*WHAT IS NEEDED*: Find "Convert this screenshot" in the data, then restate the line it sits in and every later line word for word, ending with the last line.

Start of RECORDS FOR THIS TASK

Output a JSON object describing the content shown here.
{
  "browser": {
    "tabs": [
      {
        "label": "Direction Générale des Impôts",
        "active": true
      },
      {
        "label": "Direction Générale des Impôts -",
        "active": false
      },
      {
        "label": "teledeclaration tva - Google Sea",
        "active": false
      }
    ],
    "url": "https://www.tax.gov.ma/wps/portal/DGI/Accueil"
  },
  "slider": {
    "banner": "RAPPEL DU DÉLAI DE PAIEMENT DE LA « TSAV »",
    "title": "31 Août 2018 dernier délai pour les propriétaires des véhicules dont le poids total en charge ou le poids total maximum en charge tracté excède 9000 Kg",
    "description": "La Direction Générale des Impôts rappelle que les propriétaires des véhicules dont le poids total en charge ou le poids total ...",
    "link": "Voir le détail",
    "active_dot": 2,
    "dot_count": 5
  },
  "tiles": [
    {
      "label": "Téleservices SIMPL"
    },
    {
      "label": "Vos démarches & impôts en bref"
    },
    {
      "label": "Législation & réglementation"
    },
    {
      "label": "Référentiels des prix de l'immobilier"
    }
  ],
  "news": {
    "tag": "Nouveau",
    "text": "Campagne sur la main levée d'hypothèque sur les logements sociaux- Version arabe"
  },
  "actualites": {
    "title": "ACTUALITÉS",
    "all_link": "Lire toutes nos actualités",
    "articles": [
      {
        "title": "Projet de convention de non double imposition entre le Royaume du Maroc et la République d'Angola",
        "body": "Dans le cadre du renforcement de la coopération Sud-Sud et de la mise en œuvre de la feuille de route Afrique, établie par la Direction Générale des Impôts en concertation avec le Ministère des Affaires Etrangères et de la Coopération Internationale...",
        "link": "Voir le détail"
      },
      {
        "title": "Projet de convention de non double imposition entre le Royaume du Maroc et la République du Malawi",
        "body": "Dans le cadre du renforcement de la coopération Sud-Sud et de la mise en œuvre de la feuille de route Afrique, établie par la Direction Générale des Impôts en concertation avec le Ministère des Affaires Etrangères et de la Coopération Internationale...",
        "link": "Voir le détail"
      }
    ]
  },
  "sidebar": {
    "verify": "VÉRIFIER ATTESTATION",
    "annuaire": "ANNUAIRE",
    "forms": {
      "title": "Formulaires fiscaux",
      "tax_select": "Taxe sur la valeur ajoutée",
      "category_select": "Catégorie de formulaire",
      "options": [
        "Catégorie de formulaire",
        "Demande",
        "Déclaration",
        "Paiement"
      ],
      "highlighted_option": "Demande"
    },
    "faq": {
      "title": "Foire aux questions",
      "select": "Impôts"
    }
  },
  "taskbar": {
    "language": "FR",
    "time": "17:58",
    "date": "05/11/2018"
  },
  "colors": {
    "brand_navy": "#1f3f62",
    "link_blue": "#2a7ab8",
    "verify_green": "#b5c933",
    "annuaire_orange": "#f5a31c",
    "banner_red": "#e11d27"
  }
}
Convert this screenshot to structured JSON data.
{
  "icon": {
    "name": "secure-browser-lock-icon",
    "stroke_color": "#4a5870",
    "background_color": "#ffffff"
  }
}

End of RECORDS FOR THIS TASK

*SOLUTION TO THIS EXERCISE*:
Convert this screenshot to structured JSON data.
{
  "icon": {
    "name": "secure-browser-lock-icon",
    "stroke_color": "#4a5870",
    "background_color": "#ffffff"
  }
}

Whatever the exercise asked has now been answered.